minor dynasties. The northern provinces came under the sway of a collateral
branch of the Satavahanas. In the west the Abhiras established themselves
around Nasik; the Ikshvakus carved out for themselves a kingdom in the
eastern (Krishna-Guntur) region; the Chutus controlled the far-flung areas of
the south-western parts and extended their power in the north and east, and
the Pallavas filled the political vacuum in the south-eastern tracts.
Polity and Administration
The official records along with a few Buddhist records afford an interesting
glimpse of Satavahana polity. Monarchy was throughout hereditary. Without
asserting their Divine Right, the Satavahanas were content with the simple
title of rajan. Wielding unlimited power in theory, the administration of the
Satavahana kings, in practice, was checked by custom and the Sastric
injunctions. The princes were styled kumaras and appointed as provincial
viceroys.
     Feudatories of different grades were the pivot in the administrative
machinery of the Satavahanas. The highest class consisted of petty princes
styled as raja who struck coins in their own names. Next in rank came the
maharathis and mahabhojas, titles which were hereditary and restricted to a
few families in Thane and Kolaba districts of Maharashtra and north Mysore.
The maharathis enjoyed certain privileges and could grant in their own
names villages with fiscal immunities attached to them.

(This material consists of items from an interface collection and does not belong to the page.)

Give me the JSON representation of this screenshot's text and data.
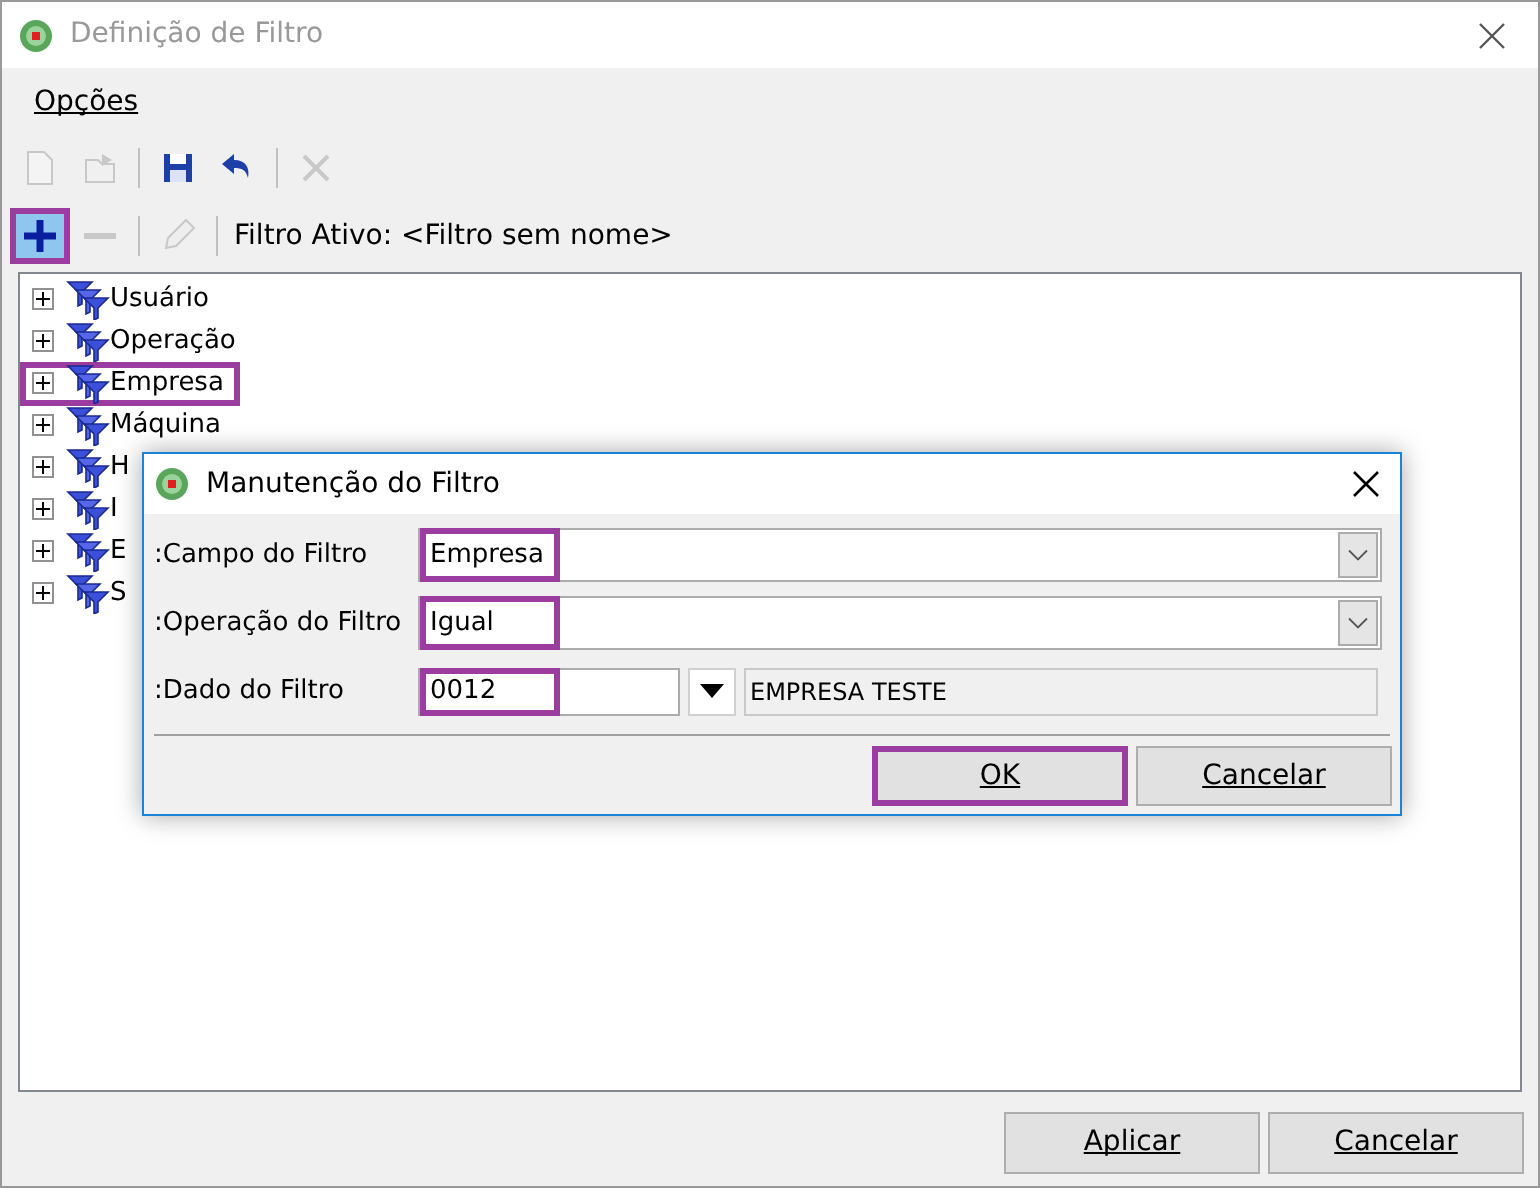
{
  "window": {
    "title": "Definição de Filtro"
  },
  "menu": [
    {
      "label": "Opções"
    }
  ],
  "toolbar": [
    {
      "kind": "new",
      "disabled": true
    },
    {
      "kind": "open",
      "disabled": true
    },
    {
      "kind": "separator"
    },
    {
      "kind": "save",
      "disabled": false
    },
    {
      "kind": "undo",
      "disabled": false
    },
    {
      "kind": "separator"
    },
    {
      "kind": "delete",
      "disabled": true
    }
  ],
  "filter_toolbar": {
    "buttons": [
      {
        "kind": "add",
        "disabled": false,
        "highlighted": true
      },
      {
        "kind": "remove",
        "disabled": true,
        "highlighted": false
      },
      {
        "kind": "separator"
      },
      {
        "kind": "edit",
        "disabled": true,
        "highlighted": false
      },
      {
        "kind": "separator"
      }
    ],
    "active_filter": "Filtro Ativo: <Filtro sem nome>"
  },
  "tree": [
    {
      "label": "Usuário",
      "expanded": false,
      "highlighted": false
    },
    {
      "label": "Operação",
      "expanded": false,
      "highlighted": false
    },
    {
      "label": "Empresa",
      "expanded": false,
      "highlighted": true
    },
    {
      "label": "Máquina",
      "expanded": false,
      "highlighted": false
    },
    {
      "label": "H",
      "expanded": false,
      "highlighted": false
    },
    {
      "label": "I",
      "expanded": false,
      "highlighted": false
    },
    {
      "label": "E",
      "expanded": false,
      "highlighted": false
    },
    {
      "label": "S",
      "expanded": false,
      "highlighted": false
    }
  ],
  "dialog": {
    "title": "Manutenção do Filtro",
    "fields": [
      {
        "kind": "combo",
        "label": ":Campo do Filtro",
        "value": "Empresa",
        "highlighted": true
      },
      {
        "kind": "combo",
        "label": ":Operação do Filtro",
        "value": "Igual",
        "highlighted": true
      },
      {
        "kind": "lookup",
        "label": ":Dado do Filtro",
        "value": "0012",
        "highlighted": true,
        "description": "EMPRESA TESTE"
      }
    ],
    "buttons": [
      {
        "label": "OK",
        "highlighted": true
      },
      {
        "label": "Cancelar",
        "highlighted": false
      }
    ]
  },
  "buttons": [
    {
      "label": "Aplicar"
    },
    {
      "label": "Cancelar"
    }
  ]
}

According to
Nanaghat and Kanheri inscriptions, the maharathis had matrimonial relations
with the ruling family. Two more feudatory titles—mahase-napati and
mahatalavara were created to meet the growing demands of an extended
empire.
     The empire was divided into janapadas and aharas. An ahara
corresponds to a vishaya (district). Gama was the division below that of
ahara. The aharas were put in charge of amachas. Gamika supervised the
gama. The other functionaries were mahatarakas (Great chamberlains),
bhandagarikas (Storekeepers), heranikas (Treasurers), nibamd-hakaras
(Officers in charge of registration of documents), dutakas and pratiharas.